## [What is needed]
Take the entries below and retype them exactly.

Page and application data records

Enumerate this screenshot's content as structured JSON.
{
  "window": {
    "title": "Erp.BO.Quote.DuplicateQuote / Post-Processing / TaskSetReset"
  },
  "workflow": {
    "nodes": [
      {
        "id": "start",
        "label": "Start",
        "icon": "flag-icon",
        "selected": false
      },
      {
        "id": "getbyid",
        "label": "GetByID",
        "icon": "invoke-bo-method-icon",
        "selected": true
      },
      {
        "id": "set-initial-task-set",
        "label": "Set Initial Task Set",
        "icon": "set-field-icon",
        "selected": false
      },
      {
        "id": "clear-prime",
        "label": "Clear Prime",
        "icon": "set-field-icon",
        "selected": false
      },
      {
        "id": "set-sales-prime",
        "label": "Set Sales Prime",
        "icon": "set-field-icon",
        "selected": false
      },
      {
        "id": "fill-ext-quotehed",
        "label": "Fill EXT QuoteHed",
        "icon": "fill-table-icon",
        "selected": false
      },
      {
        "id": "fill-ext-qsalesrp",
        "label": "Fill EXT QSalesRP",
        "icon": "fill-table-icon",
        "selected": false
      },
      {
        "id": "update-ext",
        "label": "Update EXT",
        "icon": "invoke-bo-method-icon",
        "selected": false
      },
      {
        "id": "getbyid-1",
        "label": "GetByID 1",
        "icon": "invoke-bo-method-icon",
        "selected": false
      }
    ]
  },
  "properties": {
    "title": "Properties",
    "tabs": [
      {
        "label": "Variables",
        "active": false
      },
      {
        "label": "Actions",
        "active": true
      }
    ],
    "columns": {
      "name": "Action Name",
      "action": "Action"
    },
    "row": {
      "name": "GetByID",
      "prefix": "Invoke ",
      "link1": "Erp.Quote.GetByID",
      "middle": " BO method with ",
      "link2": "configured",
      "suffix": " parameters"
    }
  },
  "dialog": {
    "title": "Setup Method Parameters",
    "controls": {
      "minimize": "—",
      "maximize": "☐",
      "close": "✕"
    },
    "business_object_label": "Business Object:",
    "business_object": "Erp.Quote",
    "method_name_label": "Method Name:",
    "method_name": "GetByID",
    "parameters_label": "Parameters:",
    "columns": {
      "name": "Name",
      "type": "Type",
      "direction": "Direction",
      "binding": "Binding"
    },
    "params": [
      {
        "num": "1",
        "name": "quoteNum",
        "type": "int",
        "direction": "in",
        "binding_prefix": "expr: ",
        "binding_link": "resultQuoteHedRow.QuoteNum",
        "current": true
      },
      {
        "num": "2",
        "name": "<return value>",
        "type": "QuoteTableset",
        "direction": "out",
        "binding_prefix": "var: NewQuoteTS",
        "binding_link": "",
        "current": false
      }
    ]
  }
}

## [Solution to this task]
Enumerate this screenshot's content as structured JSON.
{
  "window": {
    "title": "Erp.BO.Quote.DuplicateQuote / Post-Processing / TaskSetReset"
  },
  "workflow": {
    "nodes": [
      {
        "id": "start",
        "label": "Start",
        "icon": "flag-icon",
        "selected": false
      },
      {
        "id": "getbyid",
        "label": "GetByID",
        "icon": "invoke-bo-method-icon",
        "selected": true
      },
      {
        "id": "set-initial-task-set",
        "label": "Set Initial Task Set",
        "icon": "set-field-icon",
        "selected": false
      },
      {
        "id": "clear-prime",
        "label": "Clear Prime",
        "icon": "set-field-icon",
        "selected": false
      },
      {
        "id": "set-sales-prime",
        "label": "Set Sales Prime",
        "icon": "set-field-icon",
        "selected": false
      },
      {
        "id": "fill-ext-quotehed",
        "label": "Fill EXT QuoteHed",
        "icon": "fill-table-icon",
        "selected": false
      },
      {
        "id": "fill-ext-qsalesrp",
        "label": "Fill EXT QSalesRP",
        "icon": "fill-table-icon",
        "selected": false
      },
      {
        "id": "update-ext",
        "label": "Update EXT",
        "icon": "invoke-bo-method-icon",
        "selected": false
      },
      {
        "id": "getbyid-1",
        "label": "GetByID 1",
        "icon": "invoke-bo-method-icon",
        "selected": false
      }
    ]
  },
  "properties": {
    "title": "Properties",
    "tabs": [
      {
        "label": "Variables",
        "active": false
      },
      {
        "label": "Actions",
        "active": true
      }
    ],
    "columns": {
      "name": "Action Name",
      "action": "Action"
    },
    "row": {
      "name": "GetByID",
      "prefix": "Invoke ",
      "link1": "Erp.Quote.GetByID",
      "middle": " BO method with ",
      "link2": "configured",
      "suffix": " parameters"
    }
  },
  "dialog": {
    "title": "Setup Method Parameters",
    "controls": {
      "minimize": "—",
      "maximize": "☐",
      "close": "✕"
    },
    "business_object_label": "Business Object:",
    "business_object": "Erp.Quote",
    "method_name_label": "Method Name:",
    "method_name": "GetByID",
    "parameters_label": "Parameters:",
    "columns": {
      "name": "Name",
      "type": "Type",
      "direction": "Direction",
      "binding": "Binding"
    },
    "params": [
      {
        "num": "1",
        "name": "quoteNum",
        "type": "int",
        "direction": "in",
        "binding_prefix": "expr: ",
        "binding_link": "resultQuoteHedRow.QuoteNum",
        "current": true
      },
      {
        "num": "2",
        "name": "<return value>",
        "type": "QuoteTableset",
        "direction": "out",
        "binding_prefix": "var: NewQuoteTS",
        "binding_link": "",
        "current": false
      }
    ]
  }
}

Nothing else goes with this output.